In the records below, some lines hold the word "this". Copy each of those lines.
-- Information supplied follows --
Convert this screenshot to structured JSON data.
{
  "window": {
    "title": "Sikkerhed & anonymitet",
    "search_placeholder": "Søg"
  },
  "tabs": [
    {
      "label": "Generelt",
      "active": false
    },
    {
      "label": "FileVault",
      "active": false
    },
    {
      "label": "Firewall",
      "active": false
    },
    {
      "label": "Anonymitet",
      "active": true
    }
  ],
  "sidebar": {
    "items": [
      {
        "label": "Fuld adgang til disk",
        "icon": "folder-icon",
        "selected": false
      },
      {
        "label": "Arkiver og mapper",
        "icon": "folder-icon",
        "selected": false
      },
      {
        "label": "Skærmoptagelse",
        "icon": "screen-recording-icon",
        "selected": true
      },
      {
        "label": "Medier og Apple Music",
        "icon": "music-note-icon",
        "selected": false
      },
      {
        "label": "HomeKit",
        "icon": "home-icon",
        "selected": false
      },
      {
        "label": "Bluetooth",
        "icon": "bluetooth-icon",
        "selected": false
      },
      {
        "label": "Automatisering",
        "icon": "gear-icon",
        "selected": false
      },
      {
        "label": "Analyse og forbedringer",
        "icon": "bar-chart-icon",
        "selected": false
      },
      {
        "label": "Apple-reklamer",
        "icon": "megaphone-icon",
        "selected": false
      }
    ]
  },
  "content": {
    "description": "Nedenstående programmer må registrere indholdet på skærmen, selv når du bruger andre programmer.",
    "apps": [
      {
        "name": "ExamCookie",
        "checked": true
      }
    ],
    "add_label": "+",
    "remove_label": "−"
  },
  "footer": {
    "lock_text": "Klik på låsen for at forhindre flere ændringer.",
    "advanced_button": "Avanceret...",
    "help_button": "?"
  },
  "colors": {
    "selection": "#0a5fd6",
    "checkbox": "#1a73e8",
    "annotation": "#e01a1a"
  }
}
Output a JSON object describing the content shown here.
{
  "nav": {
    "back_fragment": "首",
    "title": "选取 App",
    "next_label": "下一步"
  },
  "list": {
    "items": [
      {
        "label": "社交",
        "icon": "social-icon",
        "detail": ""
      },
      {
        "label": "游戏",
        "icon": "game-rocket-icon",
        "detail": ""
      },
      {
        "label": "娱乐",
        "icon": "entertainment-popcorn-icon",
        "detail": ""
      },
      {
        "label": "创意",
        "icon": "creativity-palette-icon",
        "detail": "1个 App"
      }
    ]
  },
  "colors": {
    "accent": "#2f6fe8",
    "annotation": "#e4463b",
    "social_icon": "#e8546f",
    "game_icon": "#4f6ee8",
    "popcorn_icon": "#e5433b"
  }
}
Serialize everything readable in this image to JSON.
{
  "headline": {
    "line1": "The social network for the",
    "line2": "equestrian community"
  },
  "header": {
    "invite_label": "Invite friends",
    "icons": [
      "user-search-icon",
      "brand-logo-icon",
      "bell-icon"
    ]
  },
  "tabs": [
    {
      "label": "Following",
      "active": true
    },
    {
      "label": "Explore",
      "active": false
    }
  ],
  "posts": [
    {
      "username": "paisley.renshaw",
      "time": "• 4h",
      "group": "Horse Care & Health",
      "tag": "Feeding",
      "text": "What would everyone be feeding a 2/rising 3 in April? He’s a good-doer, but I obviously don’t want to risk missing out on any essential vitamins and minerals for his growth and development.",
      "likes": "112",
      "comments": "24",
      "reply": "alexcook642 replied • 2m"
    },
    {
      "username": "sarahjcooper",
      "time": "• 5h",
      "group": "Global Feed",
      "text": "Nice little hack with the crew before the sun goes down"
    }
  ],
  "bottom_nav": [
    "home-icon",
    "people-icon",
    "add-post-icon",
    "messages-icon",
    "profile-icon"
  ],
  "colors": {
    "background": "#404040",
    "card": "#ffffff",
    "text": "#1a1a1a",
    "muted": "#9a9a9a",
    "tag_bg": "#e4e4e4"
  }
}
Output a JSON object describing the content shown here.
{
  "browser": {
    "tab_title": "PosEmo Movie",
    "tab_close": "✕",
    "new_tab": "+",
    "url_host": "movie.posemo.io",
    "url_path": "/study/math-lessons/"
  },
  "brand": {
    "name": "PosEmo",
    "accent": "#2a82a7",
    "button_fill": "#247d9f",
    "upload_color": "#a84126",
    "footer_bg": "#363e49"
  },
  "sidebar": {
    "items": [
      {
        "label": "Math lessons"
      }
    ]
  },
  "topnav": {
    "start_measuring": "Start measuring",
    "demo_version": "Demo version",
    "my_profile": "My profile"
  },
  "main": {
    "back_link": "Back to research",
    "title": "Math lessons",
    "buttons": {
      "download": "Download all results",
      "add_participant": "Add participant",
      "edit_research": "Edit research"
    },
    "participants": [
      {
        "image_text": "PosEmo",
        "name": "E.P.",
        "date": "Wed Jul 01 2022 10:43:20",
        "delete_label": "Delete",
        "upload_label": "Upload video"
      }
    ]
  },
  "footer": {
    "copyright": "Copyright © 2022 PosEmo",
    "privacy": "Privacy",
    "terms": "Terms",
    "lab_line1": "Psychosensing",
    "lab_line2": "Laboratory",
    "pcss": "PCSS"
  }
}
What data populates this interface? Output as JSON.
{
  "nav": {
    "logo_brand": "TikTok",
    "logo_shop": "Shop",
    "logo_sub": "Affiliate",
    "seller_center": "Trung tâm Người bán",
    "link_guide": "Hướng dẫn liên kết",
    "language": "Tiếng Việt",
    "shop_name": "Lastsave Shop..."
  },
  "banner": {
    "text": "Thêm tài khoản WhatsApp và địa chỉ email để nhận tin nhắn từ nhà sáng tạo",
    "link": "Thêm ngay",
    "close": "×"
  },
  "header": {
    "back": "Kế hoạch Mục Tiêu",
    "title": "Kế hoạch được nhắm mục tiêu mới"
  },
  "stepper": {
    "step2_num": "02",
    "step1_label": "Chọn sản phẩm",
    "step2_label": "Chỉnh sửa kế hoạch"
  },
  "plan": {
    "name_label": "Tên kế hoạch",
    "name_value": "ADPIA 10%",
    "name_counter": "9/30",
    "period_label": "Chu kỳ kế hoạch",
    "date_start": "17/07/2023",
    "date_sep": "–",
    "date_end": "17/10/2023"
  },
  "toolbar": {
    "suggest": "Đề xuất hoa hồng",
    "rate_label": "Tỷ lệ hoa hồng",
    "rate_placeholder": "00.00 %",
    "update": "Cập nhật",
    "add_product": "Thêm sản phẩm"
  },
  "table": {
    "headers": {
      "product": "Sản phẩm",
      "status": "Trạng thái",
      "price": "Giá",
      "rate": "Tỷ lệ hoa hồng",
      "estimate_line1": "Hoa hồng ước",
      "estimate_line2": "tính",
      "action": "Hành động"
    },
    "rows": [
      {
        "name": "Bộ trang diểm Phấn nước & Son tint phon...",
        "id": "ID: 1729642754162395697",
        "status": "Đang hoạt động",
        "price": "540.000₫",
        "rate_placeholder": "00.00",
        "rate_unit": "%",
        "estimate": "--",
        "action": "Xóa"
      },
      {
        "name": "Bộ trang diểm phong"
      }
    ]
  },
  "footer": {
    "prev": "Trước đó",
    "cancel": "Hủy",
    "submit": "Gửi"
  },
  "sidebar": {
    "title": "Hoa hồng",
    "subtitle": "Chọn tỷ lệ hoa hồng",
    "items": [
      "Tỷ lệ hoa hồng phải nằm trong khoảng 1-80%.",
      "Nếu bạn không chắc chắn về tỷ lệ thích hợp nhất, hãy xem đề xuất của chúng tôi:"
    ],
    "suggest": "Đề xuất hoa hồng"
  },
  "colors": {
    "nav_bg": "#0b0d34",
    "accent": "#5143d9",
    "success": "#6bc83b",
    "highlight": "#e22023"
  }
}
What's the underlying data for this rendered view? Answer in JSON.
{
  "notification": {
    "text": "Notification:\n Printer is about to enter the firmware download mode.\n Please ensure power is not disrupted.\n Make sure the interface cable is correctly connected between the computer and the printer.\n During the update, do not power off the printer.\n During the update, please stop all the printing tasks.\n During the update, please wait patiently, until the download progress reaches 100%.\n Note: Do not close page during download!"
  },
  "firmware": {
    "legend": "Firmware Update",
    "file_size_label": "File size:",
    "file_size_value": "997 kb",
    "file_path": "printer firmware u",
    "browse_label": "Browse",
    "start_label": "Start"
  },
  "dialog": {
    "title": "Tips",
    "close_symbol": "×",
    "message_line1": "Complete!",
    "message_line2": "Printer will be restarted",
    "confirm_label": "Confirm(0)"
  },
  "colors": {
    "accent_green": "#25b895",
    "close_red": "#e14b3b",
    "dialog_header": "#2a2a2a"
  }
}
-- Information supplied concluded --
- Response area:
Convert this screenshot to structured JSON data.
Serialize everything readable in this image to JSON.
What data populates this interface? Output as JSON.
What's the underlying data for this rendered view? Answer in JSON.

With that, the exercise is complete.